I’m going to have to come clean early in my blog. For some time now it has been no longer permissable to blame the parents especially the “mother” for a child’s schizophrenia. But surely it would be remiss of me to attribute my son’s problems entirely to him. I am operating on the assumption that I can help his healing if I find out what it is about me that has affected him. We have heard over and over again that the parents are not to blame. Maybe so, but since schizophrenia emerges in the teenage years, parents are the people who have controlled the environment up until then.

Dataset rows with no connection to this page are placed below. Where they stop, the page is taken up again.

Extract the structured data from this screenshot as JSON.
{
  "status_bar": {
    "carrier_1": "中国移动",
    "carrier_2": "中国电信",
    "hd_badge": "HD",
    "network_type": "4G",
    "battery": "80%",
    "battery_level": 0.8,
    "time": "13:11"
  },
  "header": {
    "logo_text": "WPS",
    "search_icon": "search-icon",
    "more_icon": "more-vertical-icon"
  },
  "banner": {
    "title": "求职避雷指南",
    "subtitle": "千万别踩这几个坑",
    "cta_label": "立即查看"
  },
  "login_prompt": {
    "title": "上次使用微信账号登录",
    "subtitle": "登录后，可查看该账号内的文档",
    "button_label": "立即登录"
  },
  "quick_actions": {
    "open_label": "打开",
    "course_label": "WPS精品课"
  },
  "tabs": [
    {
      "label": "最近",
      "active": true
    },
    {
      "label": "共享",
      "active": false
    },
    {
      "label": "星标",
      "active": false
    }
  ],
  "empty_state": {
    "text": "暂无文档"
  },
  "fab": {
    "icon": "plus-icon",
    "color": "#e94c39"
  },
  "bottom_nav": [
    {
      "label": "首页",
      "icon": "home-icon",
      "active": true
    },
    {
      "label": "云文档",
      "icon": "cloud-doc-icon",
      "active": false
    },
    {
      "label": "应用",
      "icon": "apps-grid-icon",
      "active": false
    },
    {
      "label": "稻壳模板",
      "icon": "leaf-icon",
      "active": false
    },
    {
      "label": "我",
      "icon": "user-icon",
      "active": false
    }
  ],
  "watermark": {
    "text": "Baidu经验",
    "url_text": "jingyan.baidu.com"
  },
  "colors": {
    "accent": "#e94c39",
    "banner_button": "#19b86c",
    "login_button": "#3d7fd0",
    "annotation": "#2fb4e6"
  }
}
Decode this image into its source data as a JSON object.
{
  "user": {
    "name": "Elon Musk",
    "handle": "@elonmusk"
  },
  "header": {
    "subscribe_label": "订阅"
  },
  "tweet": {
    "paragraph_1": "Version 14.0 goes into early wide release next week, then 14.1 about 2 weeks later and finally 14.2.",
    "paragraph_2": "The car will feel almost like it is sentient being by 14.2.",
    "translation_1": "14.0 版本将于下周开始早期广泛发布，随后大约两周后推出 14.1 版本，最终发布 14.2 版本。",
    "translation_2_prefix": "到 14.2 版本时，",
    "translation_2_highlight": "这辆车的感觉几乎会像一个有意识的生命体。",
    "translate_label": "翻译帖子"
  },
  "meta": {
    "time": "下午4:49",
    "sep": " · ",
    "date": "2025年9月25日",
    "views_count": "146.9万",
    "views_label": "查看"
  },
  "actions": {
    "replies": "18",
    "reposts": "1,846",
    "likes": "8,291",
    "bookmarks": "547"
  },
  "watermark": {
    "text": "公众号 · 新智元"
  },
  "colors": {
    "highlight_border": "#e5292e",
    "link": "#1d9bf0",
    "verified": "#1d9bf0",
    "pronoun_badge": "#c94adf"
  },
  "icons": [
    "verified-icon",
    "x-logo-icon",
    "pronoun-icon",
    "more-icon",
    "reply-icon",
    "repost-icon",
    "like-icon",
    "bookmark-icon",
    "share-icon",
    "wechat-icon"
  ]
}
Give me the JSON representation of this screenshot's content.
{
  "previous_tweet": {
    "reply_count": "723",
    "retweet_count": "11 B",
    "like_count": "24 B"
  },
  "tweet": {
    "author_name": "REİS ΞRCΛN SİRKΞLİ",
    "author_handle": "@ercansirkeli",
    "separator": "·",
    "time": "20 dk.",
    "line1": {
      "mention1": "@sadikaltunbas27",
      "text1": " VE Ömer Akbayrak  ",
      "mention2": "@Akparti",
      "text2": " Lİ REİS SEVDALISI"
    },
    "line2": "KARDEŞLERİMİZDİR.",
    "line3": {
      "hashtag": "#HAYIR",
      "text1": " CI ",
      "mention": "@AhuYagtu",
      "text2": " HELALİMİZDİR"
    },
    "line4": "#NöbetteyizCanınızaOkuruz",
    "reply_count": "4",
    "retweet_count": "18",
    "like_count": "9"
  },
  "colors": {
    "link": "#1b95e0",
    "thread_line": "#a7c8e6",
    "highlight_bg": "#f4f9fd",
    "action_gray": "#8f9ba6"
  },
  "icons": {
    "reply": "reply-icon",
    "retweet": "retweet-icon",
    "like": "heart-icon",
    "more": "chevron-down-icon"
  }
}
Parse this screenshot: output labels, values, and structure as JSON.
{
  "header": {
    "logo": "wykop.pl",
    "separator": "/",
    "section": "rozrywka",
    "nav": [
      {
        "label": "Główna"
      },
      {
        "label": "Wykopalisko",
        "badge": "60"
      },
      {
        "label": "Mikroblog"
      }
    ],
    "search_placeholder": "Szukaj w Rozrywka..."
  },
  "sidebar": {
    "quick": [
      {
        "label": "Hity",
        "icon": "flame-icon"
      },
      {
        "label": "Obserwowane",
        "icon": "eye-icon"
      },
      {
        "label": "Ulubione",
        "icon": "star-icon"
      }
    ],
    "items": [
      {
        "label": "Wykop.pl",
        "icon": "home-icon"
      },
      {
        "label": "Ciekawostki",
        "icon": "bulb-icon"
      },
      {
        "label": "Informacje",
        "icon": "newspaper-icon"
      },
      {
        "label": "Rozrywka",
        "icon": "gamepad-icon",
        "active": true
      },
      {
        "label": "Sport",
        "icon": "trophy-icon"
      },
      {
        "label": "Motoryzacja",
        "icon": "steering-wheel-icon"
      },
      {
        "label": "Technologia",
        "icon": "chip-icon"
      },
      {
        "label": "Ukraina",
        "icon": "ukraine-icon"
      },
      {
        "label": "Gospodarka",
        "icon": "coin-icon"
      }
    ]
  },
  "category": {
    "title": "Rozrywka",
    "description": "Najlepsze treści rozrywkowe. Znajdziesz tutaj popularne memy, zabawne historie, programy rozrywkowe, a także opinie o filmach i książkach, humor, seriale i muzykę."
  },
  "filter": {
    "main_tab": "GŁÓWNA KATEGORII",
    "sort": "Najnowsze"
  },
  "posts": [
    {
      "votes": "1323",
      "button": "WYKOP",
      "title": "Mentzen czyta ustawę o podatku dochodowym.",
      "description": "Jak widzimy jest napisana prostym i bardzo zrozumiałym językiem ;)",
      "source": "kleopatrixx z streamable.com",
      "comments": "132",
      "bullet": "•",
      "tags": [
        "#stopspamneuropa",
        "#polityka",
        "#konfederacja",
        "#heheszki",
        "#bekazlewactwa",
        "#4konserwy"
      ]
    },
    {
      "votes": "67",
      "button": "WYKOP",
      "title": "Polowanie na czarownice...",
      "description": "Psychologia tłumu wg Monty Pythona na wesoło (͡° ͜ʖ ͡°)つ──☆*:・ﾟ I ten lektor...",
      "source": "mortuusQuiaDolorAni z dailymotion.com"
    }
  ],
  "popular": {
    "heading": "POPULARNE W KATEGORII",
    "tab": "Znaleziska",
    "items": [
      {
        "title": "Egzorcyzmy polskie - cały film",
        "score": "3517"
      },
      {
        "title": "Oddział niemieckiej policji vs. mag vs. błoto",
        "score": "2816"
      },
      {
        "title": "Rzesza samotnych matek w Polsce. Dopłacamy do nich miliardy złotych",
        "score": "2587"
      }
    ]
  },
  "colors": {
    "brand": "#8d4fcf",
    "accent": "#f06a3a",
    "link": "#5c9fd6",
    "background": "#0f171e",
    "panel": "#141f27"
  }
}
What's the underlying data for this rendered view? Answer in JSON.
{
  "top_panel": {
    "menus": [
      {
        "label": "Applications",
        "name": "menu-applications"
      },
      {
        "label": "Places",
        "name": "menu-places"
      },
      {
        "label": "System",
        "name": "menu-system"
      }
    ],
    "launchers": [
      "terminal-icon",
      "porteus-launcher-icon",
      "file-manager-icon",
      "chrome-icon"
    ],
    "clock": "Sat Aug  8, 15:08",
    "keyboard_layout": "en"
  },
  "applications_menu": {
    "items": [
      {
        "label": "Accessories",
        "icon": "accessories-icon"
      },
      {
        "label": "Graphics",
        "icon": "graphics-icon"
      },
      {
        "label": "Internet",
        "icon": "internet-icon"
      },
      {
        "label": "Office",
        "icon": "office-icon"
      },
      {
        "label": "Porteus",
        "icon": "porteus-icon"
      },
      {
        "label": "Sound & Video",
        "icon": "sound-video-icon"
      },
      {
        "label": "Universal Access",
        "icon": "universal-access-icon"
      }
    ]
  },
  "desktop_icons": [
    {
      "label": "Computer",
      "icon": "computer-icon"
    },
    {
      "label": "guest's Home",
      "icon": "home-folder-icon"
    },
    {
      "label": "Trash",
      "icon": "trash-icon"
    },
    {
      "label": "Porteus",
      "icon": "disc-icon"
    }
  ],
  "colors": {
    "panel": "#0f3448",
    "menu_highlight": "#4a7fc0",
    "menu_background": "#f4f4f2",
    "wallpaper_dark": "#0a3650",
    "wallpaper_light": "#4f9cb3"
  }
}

Dr. Loren Mosher was a former chief (1969–1980) of the Center for Studies of Schizophrenia at the National Institute of Mental Health. He blamed schizophrenia on bad parenting, typically by the mother: “There are two aspects of family life that have been consistently highly associated with what’s called schizophrenia. One has been dubbed ‘communication deviance.’ It’s simple. Just means that when you sit with these parents, you can’t figure out what the hell it is they’re talking about. They can’t focus on things. You can’t visualize what they say. They go off on tangents. They are loose in the way that they think.” He stated that the other thing that was clear from studies was that “when families are very hostile to and critical of their offspring, that’s not good for them.”
Dr. Mosher’s patronizing view of the parents echoes the view of Dr. Leo Kanner, who wrote the first English language textbook on child psychiatry in 1935. In it, he adopted the term “infantile autism” to describe a set of behavioral characteristics of certain aloof children. “All too often this child is the offspring of highly organized, professional parents, cold and rational—the type that Dr. Kanner describes as “just happening to defrost enough to produce a child.” Such a mother became popularly known as a “refrigerator mother”, a term used for mothers of autistics but also of schizophrenics.
An article in the British Journal of Medical Psychology (1961) claimed: “In the interviews they manifested chaotic forms of communication while sounding superficially sensible. . . The mothers of schizophrenics did not adapt well to external reality, as shown by poor reality testing, marked denial, and projection. Disorders of thought were prominent, giving an impression of ‘diluted schizophrenia’ in these mothers.”
I am willing to entertain the thought that I may have communication deviance while sounding superficially sensible. I have always thought of myself as on track and a cut to the chase type of person. Nobody has ever accused me of not being on track. Come to think of it, my university English professor once said that I write well, but vaguely. Hmm. Since I started paying attention to this flaw, I have stopped using vague terms like “seems to” and “appears to”. I am trying hard to be more definitive, if only to avoid an impression of diluted schizophrenia. There are enough people around me at work who give off this impression.
1. The Child Is Father, Time (July 25, 1960), http://www.time.com/time/magazine/article/0,9171,826528,00.html